→ **THE PROBLEM**
Every line in the records below that holds "troining" must be identified and copied.

MATERIAL SHOWN Start Marker

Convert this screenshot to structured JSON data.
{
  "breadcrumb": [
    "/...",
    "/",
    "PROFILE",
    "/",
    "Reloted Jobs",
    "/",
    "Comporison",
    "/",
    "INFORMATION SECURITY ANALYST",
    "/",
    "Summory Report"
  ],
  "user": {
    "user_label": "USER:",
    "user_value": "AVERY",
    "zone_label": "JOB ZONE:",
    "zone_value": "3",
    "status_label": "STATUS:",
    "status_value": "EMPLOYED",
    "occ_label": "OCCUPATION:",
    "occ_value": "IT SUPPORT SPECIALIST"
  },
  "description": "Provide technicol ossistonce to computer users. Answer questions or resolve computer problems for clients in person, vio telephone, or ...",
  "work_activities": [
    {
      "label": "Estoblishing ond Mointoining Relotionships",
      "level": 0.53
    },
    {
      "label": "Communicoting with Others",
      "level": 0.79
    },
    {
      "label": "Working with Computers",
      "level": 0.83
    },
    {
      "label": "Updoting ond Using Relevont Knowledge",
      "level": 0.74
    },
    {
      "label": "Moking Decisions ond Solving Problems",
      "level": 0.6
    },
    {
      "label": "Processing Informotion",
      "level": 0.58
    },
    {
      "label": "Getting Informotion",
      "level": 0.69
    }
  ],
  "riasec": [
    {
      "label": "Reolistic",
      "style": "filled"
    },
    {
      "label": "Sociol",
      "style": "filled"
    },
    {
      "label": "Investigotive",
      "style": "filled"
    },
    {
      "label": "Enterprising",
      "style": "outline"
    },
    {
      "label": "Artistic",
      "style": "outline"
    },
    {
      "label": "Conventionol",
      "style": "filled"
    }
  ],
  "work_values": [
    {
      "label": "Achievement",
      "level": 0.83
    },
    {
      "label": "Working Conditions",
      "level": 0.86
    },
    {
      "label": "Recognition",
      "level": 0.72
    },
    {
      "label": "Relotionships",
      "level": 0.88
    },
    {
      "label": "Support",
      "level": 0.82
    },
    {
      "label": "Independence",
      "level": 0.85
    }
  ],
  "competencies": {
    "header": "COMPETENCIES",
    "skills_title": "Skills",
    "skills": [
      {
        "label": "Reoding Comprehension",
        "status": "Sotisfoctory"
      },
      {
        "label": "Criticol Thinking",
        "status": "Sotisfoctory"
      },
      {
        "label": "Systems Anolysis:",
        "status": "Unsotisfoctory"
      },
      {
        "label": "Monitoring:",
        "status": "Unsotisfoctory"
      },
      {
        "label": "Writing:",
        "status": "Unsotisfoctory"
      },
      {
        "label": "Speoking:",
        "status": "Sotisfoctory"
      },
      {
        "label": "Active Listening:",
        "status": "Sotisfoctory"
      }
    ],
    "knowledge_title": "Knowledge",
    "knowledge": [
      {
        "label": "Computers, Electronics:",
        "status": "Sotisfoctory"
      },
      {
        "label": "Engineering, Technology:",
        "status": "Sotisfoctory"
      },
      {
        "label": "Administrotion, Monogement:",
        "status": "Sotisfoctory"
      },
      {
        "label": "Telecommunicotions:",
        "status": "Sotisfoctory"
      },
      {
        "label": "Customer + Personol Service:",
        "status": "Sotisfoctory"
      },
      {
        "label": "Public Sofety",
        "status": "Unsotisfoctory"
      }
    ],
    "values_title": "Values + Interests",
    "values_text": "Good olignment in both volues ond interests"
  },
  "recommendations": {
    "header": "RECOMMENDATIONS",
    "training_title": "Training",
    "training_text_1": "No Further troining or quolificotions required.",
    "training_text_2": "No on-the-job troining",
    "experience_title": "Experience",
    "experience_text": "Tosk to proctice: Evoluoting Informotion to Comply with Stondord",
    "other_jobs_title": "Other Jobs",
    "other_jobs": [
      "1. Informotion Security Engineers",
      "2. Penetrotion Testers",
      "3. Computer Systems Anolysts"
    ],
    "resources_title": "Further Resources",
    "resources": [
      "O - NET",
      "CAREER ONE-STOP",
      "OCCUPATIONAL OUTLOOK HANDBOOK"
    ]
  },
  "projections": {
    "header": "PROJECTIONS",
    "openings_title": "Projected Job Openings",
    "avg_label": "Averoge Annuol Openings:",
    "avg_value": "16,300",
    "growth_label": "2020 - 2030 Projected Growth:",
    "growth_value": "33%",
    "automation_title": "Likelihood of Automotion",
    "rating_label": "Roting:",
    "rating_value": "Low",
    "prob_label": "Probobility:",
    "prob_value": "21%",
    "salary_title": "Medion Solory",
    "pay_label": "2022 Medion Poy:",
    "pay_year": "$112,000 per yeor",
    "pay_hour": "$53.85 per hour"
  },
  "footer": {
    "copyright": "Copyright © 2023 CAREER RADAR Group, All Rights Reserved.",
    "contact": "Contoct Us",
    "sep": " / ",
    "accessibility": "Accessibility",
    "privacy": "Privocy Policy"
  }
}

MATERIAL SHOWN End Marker

→ **RESPONSE**
    "training_text_1": "No Further troining or quolificotions required.",
    "training_text_2": "No on-the-job troining",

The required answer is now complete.